Extracted data entries.
◇ ◇ ◇ ◇

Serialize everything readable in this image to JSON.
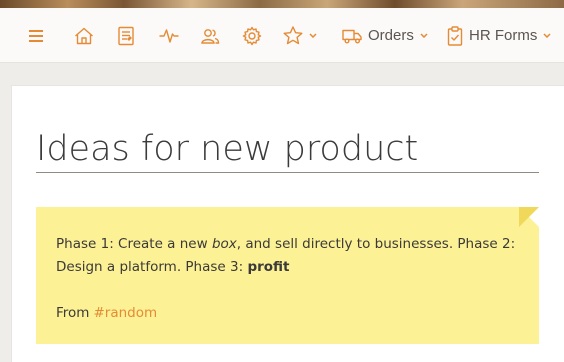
{
  "colors": {
    "accent": "#e58b35",
    "note_background": "#fcf195",
    "note_fold": "#f0d85a",
    "toolbar_background": "#fbfaf9",
    "page_background": "#efedea"
  },
  "toolbar": {
    "menu_icon": "hamburger-menu-icon",
    "home_icon": "home-icon",
    "notes_icon": "notes-document-icon",
    "activity_icon": "activity-pulse-icon",
    "people_icon": "people-icon",
    "settings_icon": "gear-icon",
    "favorites_icon": "star-icon",
    "orders_label": "Orders",
    "orders_icon": "truck-icon",
    "hr_forms_label": "HR Forms",
    "hr_forms_icon": "clipboard-icon",
    "dropdown_icon": "chevron-down-icon"
  },
  "page": {
    "title": "Ideas for new product"
  },
  "note": {
    "text_part1": "Phase 1: Create a new ",
    "text_italic": "box",
    "text_part2": ", and sell directly to businesses. Phase 2: Design a platform. Phase 3: ",
    "text_bold": "profit",
    "from_label": "From",
    "tag": "#random"
  }
}
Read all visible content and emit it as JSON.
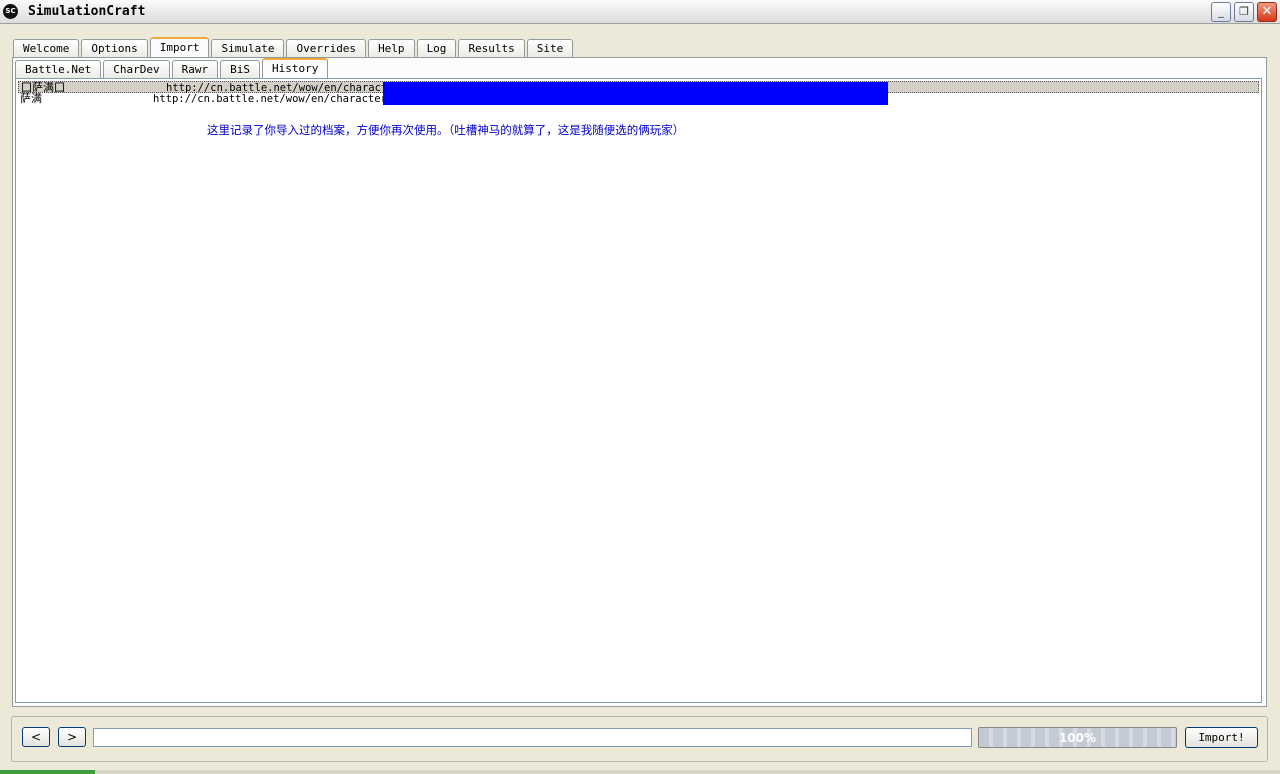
{
  "window": {
    "title": "SimulationCraft",
    "icon_text": "SC",
    "min_label": "_",
    "max_label": "❐",
    "close_label": "✕"
  },
  "main_tabs": [
    {
      "label": "Welcome"
    },
    {
      "label": "Options"
    },
    {
      "label": "Import"
    },
    {
      "label": "Simulate"
    },
    {
      "label": "Overrides"
    },
    {
      "label": "Help"
    },
    {
      "label": "Log"
    },
    {
      "label": "Results"
    },
    {
      "label": "Site"
    }
  ],
  "active_main_tab": "Import",
  "sub_tabs": [
    {
      "label": "Battle.Net"
    },
    {
      "label": "CharDev"
    },
    {
      "label": "Rawr"
    },
    {
      "label": "BiS"
    },
    {
      "label": "History"
    }
  ],
  "active_sub_tab": "History",
  "history": {
    "rows": [
      {
        "name": "囗萨满囗",
        "url": "http://cn.battle.net/wow/en/character"
      },
      {
        "name": "萨满",
        "url": "http://cn.battle.net/wow/en/character/%"
      }
    ],
    "note": "这里记录了你导入过的档案，方便你再次使用。（吐槽神马的就算了，这是我随便选的俩玩家）"
  },
  "bottom": {
    "back_label": "<",
    "forward_label": ">",
    "url_value": "",
    "progress_text": "100%",
    "progress": 1.0,
    "import_label": "Import!"
  },
  "colors": {
    "redaction": "#0000ff",
    "note_text": "#0000c8",
    "active_tab_accent": "#f2a83b"
  }
}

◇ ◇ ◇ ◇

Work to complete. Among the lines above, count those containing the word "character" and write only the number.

Response box. 2